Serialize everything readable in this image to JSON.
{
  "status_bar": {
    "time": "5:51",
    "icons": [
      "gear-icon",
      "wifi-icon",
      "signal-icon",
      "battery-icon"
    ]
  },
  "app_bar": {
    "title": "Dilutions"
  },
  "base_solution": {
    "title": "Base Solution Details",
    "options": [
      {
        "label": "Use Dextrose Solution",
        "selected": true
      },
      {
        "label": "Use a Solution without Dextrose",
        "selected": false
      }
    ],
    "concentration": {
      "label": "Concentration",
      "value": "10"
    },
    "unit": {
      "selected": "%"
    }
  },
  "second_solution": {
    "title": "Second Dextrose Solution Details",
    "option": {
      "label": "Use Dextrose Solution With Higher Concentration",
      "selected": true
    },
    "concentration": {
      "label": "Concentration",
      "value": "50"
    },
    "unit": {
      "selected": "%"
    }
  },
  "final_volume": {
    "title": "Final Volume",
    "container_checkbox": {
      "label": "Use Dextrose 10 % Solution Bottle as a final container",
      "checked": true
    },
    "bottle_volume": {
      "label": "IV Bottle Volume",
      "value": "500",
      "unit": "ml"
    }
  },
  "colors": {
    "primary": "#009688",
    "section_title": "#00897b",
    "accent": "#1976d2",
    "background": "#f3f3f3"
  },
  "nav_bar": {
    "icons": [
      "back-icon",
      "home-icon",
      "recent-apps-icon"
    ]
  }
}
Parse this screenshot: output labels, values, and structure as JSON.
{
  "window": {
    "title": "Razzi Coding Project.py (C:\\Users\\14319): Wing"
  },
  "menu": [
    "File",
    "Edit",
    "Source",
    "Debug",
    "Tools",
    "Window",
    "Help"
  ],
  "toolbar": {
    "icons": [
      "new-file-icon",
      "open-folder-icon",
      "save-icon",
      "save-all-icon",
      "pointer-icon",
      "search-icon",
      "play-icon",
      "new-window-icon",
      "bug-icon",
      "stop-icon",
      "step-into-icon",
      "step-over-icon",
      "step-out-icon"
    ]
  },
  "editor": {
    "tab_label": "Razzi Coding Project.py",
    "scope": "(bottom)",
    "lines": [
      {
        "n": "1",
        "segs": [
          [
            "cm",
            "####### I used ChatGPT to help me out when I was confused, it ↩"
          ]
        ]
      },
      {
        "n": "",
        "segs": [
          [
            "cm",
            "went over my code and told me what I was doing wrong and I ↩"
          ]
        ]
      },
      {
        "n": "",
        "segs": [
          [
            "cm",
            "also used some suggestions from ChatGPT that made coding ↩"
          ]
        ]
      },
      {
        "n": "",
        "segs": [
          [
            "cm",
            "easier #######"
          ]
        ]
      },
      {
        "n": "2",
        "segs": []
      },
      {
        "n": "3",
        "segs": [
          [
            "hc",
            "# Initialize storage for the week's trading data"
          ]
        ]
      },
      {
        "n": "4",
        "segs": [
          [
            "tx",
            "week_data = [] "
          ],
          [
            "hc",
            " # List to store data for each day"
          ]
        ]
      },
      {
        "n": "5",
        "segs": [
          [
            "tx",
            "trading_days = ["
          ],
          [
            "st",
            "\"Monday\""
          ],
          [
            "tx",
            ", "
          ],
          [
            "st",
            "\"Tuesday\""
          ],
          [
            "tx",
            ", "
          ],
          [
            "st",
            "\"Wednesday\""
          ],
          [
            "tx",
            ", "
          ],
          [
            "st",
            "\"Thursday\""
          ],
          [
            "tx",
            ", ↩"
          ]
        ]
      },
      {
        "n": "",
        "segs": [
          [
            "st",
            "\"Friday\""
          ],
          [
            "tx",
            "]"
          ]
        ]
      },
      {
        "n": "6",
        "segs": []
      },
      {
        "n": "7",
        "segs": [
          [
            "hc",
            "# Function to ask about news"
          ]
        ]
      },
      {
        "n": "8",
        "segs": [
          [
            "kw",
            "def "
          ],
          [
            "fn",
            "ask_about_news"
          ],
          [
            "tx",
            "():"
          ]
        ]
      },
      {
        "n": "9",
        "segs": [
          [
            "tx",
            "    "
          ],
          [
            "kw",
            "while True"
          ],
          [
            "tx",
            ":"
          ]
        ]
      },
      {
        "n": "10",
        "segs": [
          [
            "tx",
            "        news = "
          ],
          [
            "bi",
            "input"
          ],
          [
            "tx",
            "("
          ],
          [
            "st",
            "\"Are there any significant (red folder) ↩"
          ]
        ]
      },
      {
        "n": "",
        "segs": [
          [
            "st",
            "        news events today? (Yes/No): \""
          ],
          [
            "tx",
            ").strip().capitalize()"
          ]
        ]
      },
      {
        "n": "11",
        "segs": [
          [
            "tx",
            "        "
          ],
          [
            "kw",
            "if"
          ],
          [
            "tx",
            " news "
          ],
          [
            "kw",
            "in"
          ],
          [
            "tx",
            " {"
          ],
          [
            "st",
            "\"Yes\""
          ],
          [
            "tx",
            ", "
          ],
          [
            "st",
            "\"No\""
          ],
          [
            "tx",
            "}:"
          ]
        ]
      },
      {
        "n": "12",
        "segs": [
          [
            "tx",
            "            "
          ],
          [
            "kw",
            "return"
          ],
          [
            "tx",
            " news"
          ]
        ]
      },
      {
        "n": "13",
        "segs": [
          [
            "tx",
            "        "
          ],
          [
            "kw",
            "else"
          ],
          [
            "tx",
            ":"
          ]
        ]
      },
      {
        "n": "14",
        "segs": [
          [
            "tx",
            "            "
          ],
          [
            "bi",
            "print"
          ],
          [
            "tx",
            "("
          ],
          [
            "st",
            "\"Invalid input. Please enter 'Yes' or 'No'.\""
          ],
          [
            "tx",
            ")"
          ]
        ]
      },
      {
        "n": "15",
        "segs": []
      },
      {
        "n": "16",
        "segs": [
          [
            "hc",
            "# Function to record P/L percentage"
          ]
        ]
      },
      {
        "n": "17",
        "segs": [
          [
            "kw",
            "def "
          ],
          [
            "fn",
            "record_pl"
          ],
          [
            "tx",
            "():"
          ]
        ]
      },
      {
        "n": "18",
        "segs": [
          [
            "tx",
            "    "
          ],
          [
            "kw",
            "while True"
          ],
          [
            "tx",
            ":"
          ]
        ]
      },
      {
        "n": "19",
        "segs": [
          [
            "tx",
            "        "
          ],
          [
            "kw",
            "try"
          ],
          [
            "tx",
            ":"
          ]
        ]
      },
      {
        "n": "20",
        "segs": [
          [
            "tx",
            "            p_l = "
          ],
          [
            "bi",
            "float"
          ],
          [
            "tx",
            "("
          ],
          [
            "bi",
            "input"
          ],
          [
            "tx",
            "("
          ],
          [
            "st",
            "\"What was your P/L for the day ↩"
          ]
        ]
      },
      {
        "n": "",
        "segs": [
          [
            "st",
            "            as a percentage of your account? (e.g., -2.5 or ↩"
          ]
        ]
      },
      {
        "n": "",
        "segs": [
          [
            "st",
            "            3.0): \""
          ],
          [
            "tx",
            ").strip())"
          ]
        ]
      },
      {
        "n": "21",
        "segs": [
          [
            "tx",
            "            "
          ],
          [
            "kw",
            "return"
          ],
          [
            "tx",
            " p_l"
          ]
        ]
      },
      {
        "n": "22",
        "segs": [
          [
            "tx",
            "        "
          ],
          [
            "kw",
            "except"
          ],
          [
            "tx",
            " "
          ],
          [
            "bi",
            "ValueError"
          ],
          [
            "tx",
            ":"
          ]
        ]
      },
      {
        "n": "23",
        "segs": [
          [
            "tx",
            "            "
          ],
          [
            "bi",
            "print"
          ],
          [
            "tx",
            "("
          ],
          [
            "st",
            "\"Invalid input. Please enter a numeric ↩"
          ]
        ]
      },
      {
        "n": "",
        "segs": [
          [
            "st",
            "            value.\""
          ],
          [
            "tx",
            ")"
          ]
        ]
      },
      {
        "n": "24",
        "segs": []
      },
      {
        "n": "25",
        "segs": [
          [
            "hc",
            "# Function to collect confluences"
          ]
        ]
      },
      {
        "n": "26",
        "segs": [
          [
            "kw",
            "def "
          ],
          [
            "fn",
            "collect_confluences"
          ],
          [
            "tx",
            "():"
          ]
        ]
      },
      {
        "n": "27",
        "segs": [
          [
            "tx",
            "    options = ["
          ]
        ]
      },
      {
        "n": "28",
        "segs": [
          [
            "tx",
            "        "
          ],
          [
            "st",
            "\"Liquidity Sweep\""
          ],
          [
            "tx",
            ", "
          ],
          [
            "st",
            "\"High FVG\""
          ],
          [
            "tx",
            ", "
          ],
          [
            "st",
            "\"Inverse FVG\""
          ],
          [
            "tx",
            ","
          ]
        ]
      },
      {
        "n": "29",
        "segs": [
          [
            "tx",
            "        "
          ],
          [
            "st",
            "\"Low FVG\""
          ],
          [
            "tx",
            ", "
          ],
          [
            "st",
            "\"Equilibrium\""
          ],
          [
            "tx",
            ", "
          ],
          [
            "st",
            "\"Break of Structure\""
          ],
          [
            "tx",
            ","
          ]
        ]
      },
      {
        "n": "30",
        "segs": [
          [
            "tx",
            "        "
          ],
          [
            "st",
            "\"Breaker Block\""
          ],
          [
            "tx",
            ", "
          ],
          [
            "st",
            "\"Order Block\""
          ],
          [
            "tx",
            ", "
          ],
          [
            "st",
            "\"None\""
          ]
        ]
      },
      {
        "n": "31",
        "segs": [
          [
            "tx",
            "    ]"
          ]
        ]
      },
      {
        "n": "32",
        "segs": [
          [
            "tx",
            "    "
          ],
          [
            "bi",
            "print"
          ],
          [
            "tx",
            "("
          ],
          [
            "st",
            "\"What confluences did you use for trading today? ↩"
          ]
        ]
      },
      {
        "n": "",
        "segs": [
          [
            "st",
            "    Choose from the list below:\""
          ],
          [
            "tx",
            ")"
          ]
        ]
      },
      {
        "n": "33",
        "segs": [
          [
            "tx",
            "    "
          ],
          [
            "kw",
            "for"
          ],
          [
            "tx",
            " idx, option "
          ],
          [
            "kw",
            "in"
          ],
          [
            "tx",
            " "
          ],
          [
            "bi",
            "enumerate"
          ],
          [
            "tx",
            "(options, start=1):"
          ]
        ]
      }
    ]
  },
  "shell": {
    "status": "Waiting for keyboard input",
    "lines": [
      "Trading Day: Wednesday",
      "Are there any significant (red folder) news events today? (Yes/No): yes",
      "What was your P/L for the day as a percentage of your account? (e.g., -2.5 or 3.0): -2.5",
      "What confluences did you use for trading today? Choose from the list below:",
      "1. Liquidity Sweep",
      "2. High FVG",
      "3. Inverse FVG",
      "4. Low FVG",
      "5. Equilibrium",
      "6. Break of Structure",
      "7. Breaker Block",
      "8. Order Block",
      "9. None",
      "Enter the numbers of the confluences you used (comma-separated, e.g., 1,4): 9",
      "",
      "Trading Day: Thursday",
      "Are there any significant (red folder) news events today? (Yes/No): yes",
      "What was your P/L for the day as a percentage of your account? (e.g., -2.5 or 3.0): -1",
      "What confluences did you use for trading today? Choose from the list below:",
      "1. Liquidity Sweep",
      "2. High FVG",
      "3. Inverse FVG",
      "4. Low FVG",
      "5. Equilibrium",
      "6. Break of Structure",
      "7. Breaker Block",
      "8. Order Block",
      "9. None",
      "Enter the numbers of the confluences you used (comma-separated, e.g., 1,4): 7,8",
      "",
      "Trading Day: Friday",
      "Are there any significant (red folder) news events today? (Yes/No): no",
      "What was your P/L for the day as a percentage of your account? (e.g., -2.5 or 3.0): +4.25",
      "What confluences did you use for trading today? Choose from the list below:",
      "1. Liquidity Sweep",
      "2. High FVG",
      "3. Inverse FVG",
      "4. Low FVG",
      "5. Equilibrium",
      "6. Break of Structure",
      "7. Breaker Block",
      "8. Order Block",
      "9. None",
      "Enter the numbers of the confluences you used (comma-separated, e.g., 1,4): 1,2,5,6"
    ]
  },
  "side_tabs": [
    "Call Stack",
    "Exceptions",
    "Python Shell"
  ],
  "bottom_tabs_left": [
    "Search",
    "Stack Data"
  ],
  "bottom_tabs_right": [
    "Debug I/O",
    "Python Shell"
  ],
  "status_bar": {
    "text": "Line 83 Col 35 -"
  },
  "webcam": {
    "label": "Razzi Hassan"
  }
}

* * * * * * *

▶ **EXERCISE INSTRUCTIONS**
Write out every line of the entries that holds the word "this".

▶ **REPLY**
Serialize everything readable in this image to JSON.
Parse this screenshot: output labels, values, and structure as JSON.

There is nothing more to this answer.